More problematic is weighing the shows in terms of popularity and longevity. On one hand, Emmy-winning and critically beloved Arrested Development barely made it three years, and in retrospect, it seems amazing it lasted that long: The show was watched by a piddling 6 million people its first and second season, and only 4 million tuned in for season three. (Watching AD in real time felt like magic — like they were getting away with something by staying on the air.) Cheers, on the other hand, is one of the most highly rated shows of all time, remaining in the top ten for eight of its eleven seasons; critics and viewers loved it. It was so popular that Kelsey Grammer, who played Frasier Crane, has talked about being threatened on the street for keeping Sam and Diane apart.
Obviously, the two shows aired in wildly different eras of broadcast television; network numbers tumbled from the nineties on, thanks to the Internet and edgier cable shows. But Arrested Development (and, similarly, 30 Rock) was so experimental and inside baseball, it probably never could have been a mainstream hit. And that, in turn, is a big reason why the show’s cultlike followers remain so obsessed with it: You have to really know TV and pop culture to get a lot of what is going on — that’s part of the fun. Some might argue such narrow appeal immediately disqualifies Arrested Development from this greatest ever race. To them, I say: Nuts.
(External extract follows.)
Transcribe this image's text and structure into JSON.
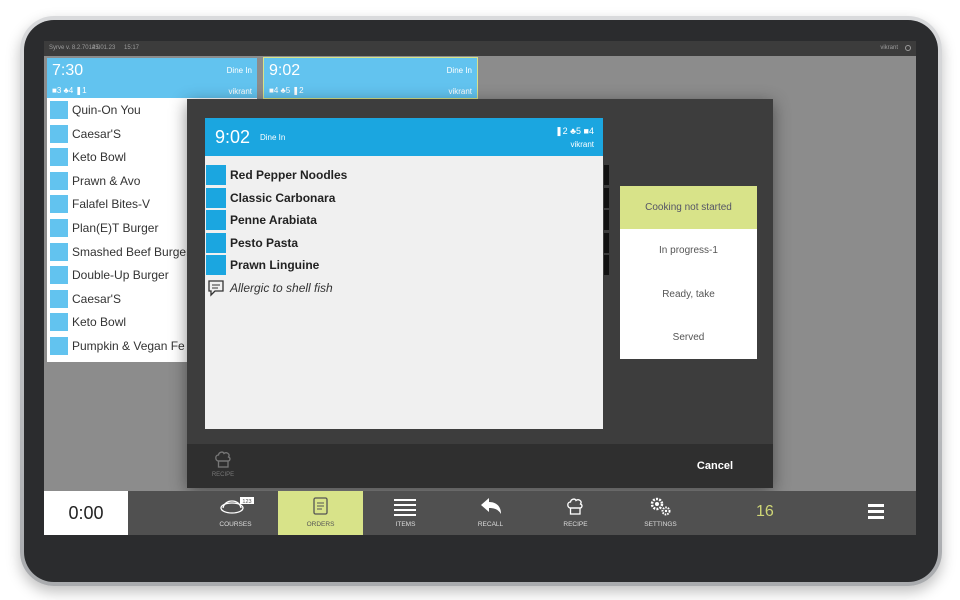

Basically, you won’t convince me these aren’t the best two sitcoms of the past 25 years, the rest of this bracket be damned. Choosing between them is like choosing between your children, assuming both your children are awesome.
I find myself declaring Cheers the winner, for two reasons.
1. Longevity. Different TV landscape or not, to be that terrific for eleven seasons — to survive dramatic cast changes, producer attrition, the fickle tastes of America — is nearly unheard of. Not every episode was perfect … but frankly, most were.
2. Series finale. By the end, Arrested Development felt a little desperate, with altogether too many jokes about its own cancellation; all told, that third season wasn’t as strong as the first two. But the last season of Cheers remains flawless, right down to its graceful last step. The final episode, available in its entirety on YouTube, ends with our old friends gathered around the bar, smoking cigars, drinking, talking about the meaning of life, and love, and what it means to be happy. (Cliff says it’s comfortable shoes, and, for once, I’m not sure he’s wrong.) Cheers knew exactly when to call it quits, and they did it in precisely the right way.
Now, if you’ll excuse me, I’m gonna celebrate the decision with a Screaming Viking.
Will Leitch is a contributing editor at New York Magazine.